Top of Provided entries
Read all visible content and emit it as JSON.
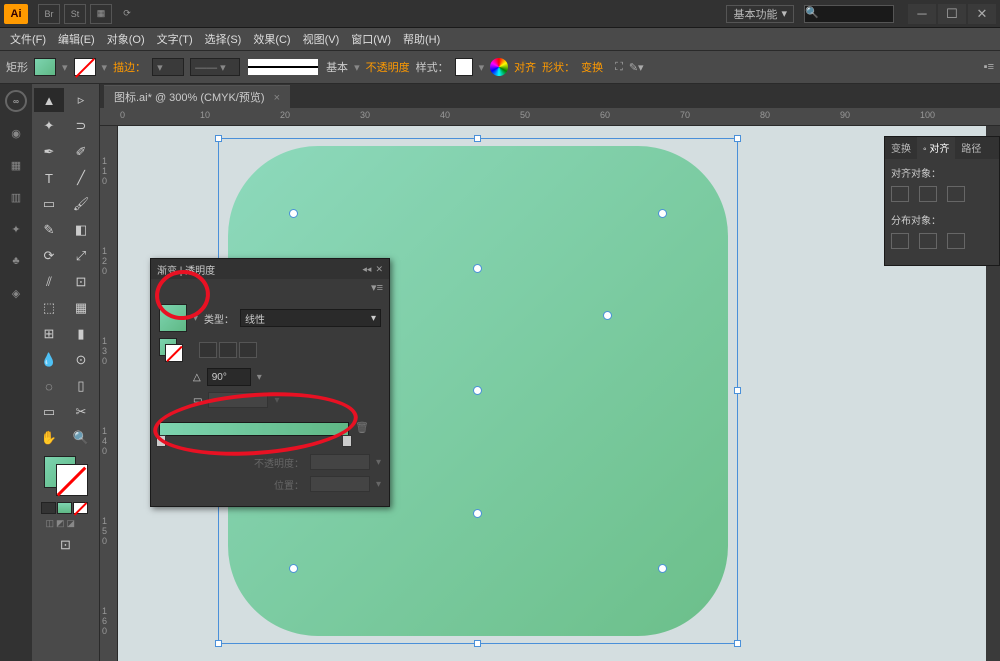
{
  "app": {
    "logo": "Ai",
    "workspace": "基本功能"
  },
  "menu": [
    "文件(F)",
    "编辑(E)",
    "对象(O)",
    "文字(T)",
    "选择(S)",
    "效果(C)",
    "视图(V)",
    "窗口(W)",
    "帮助(H)"
  ],
  "control": {
    "shape_label": "矩形",
    "stroke_label": "描边：",
    "stroke_style": "基本",
    "opacity_label": "不透明度",
    "style_label": "样式：",
    "align_label": "对齐",
    "shape_btn": "形状：",
    "transform_label": "变换"
  },
  "document": {
    "tab": "图标.ai* @ 300% (CMYK/预览)"
  },
  "ruler_h": [
    "0",
    "10",
    "20",
    "30",
    "40",
    "50",
    "60",
    "70",
    "80",
    "90",
    "100"
  ],
  "ruler_v": [
    "1\n1\n0",
    "1\n2\n0",
    "1\n3\n0",
    "1\n4\n0",
    "1\n5\n0",
    "1\n6\n0"
  ],
  "gradient_panel": {
    "title": "渐变 | 透明度",
    "type_label": "类型：",
    "type_value": "线性",
    "angle_value": "90°",
    "opacity_label": "不透明度：",
    "position_label": "位置："
  },
  "right_panel": {
    "tabs": [
      "变换",
      "对齐",
      "路径"
    ],
    "align_objects": "对齐对象：",
    "distribute_objects": "分布对象："
  },
  "colors": {
    "gradient_start": "#8dd9bc",
    "gradient_end": "#6cbf8a"
  }
}
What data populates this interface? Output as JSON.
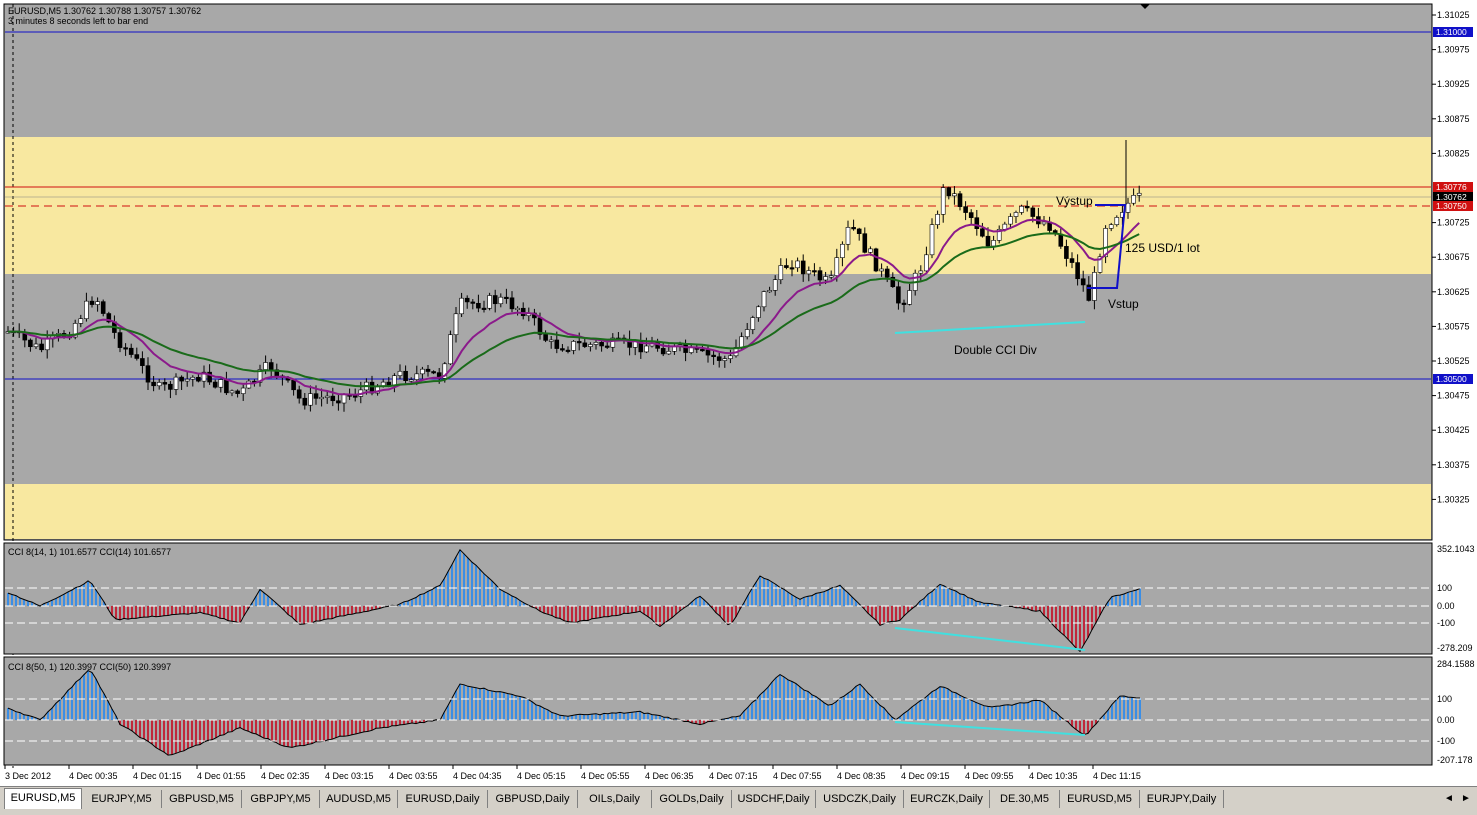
{
  "main": {
    "header": "EURUSD,M5  1.30762 1.30788 1.30757 1.30762",
    "bar_info": "3 minutes 8 seconds left to bar end",
    "price_labels": [
      "1.31025",
      "1.30975",
      "1.30925",
      "1.30875",
      "1.30825",
      "1.30725",
      "1.30675",
      "1.30625",
      "1.30575",
      "1.30525",
      "1.30475",
      "1.30425",
      "1.30375",
      "1.30325"
    ],
    "line_labels": {
      "top": "1.31000",
      "upper_red": "1.30776",
      "current": "1.30762",
      "dashed_red": "1.30750",
      "bottom": "1.30500"
    },
    "annotations": {
      "vystup": "Výstup",
      "profit": "125 USD/1 lot",
      "vstup": "Vstup",
      "div": "Double CCI Div"
    }
  },
  "cci1": {
    "header": "CCI 8(14, 1) 101.6577  CCI(14) 101.6577",
    "labels": [
      "352.1043",
      "100",
      "0.00",
      "-100",
      "-278.209"
    ]
  },
  "cci2": {
    "header": "CCI 8(50, 1) 120.3997  CCI(50) 120.3997",
    "labels": [
      "284.1588",
      "100",
      "0.00",
      "-100",
      "-207.178"
    ]
  },
  "time_labels": [
    "3 Dec 2012",
    "4 Dec 00:35",
    "4 Dec 01:15",
    "4 Dec 01:55",
    "4 Dec 02:35",
    "4 Dec 03:15",
    "4 Dec 03:55",
    "4 Dec 04:35",
    "4 Dec 05:15",
    "4 Dec 05:55",
    "4 Dec 06:35",
    "4 Dec 07:15",
    "4 Dec 07:55",
    "4 Dec 08:35",
    "4 Dec 09:15",
    "4 Dec 09:55",
    "4 Dec 10:35",
    "4 Dec 11:15"
  ],
  "tabs": [
    "EURUSD,M5",
    "EURJPY,M5",
    "GBPUSD,M5",
    "GBPJPY,M5",
    "AUDUSD,M5",
    "EURUSD,Daily",
    "GBPUSD,Daily",
    "OILs,Daily",
    "GOLDs,Daily",
    "USDCHF,Daily",
    "USDCZK,Daily",
    "EURCZK,Daily",
    "DE.30,M5",
    "EURUSD,M5",
    "EURJPY,Daily"
  ],
  "nav": {
    "left": "◄",
    "right": "►"
  },
  "colors": {
    "panel_bg": "#a8a8a8",
    "zone": "#f8e8a0",
    "bull": "#ffffff",
    "bear": "#000000",
    "ma_fast": "#8b1a8b",
    "ma_slow": "#1a6b1a",
    "div_line": "#40e0e0",
    "cci_pos": "#3a8ee6",
    "cci_neg": "#c0283a",
    "level_blue": "#1010c8",
    "level_red": "#d01010"
  }
}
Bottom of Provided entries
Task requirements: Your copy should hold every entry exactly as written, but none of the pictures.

Finished task:
Read all visible content and emit it as JSON.
{
  "app": {
    "logo": "Ai",
    "workspace": "基本功能"
  },
  "menu": [
    "文件(F)",
    "编辑(E)",
    "对象(O)",
    "文字(T)",
    "选择(S)",
    "效果(C)",
    "视图(V)",
    "窗口(W)",
    "帮助(H)"
  ],
  "control": {
    "shape_label": "矩形",
    "stroke_label": "描边：",
    "stroke_style": "基本",
    "opacity_label": "不透明度",
    "style_label": "样式：",
    "align_label": "对齐",
    "shape_btn": "形状：",
    "transform_label": "变换"
  },
  "document": {
    "tab": "图标.ai* @ 300% (CMYK/预览)"
  },
  "ruler_h": [
    "0",
    "10",
    "20",
    "30",
    "40",
    "50",
    "60",
    "70",
    "80",
    "90",
    "100"
  ],
  "ruler_v": [
    "1\n1\n0",
    "1\n2\n0",
    "1\n3\n0",
    "1\n4\n0",
    "1\n5\n0",
    "1\n6\n0"
  ],
  "gradient_panel": {
    "title": "渐变 | 透明度",
    "type_label": "类型：",
    "type_value": "线性",
    "angle_value": "90°",
    "opacity_label": "不透明度：",
    "position_label": "位置："
  },
  "right_panel": {
    "tabs": [
      "变换",
      "对齐",
      "路径"
    ],
    "align_objects": "对齐对象：",
    "distribute_objects": "分布对象："
  },
  "colors": {
    "gradient_start": "#8dd9bc",
    "gradient_end": "#6cbf8a"
  }
}
What data populates this interface? Output as JSON.
{
  "main": {
    "header": "EURUSD,M5  1.30762 1.30788 1.30757 1.30762",
    "bar_info": "3 minutes 8 seconds left to bar end",
    "price_labels": [
      "1.31025",
      "1.30975",
      "1.30925",
      "1.30875",
      "1.30825",
      "1.30725",
      "1.30675",
      "1.30625",
      "1.30575",
      "1.30525",
      "1.30475",
      "1.30425",
      "1.30375",
      "1.30325"
    ],
    "line_labels": {
      "top": "1.31000",
      "upper_red": "1.30776",
      "current": "1.30762",
      "dashed_red": "1.30750",
      "bottom": "1.30500"
    },
    "annotations": {
      "vystup": "Výstup",
      "profit": "125 USD/1 lot",
      "vstup": "Vstup",
      "div": "Double CCI Div"
    }
  },
  "cci1": {
    "header": "CCI 8(14, 1) 101.6577  CCI(14) 101.6577",
    "labels": [
      "352.1043",
      "100",
      "0.00",
      "-100",
      "-278.209"
    ]
  },
  "cci2": {
    "header": "CCI 8(50, 1) 120.3997  CCI(50) 120.3997",
    "labels": [
      "284.1588",
      "100",
      "0.00",
      "-100",
      "-207.178"
    ]
  },
  "time_labels": [
    "3 Dec 2012",
    "4 Dec 00:35",
    "4 Dec 01:15",
    "4 Dec 01:55",
    "4 Dec 02:35",
    "4 Dec 03:15",
    "4 Dec 03:55",
    "4 Dec 04:35",
    "4 Dec 05:15",
    "4 Dec 05:55",
    "4 Dec 06:35",
    "4 Dec 07:15",
    "4 Dec 07:55",
    "4 Dec 08:35",
    "4 Dec 09:15",
    "4 Dec 09:55",
    "4 Dec 10:35",
    "4 Dec 11:15"
  ],
  "tabs": [
    "EURUSD,M5",
    "EURJPY,M5",
    "GBPUSD,M5",
    "GBPJPY,M5",
    "AUDUSD,M5",
    "EURUSD,Daily",
    "GBPUSD,Daily",
    "OILs,Daily",
    "GOLDs,Daily",
    "USDCHF,Daily",
    "USDCZK,Daily",
    "EURCZK,Daily",
    "DE.30,M5",
    "EURUSD,M5",
    "EURJPY,Daily"
  ],
  "nav": {
    "left": "◄",
    "right": "►"
  },
  "colors": {
    "panel_bg": "#a8a8a8",
    "zone": "#f8e8a0",
    "bull": "#ffffff",
    "bear": "#000000",
    "ma_fast": "#8b1a8b",
    "ma_slow": "#1a6b1a",
    "div_line": "#40e0e0",
    "cci_pos": "#3a8ee6",
    "cci_neg": "#c0283a",
    "level_blue": "#1010c8",
    "level_red": "#d01010"
  }
}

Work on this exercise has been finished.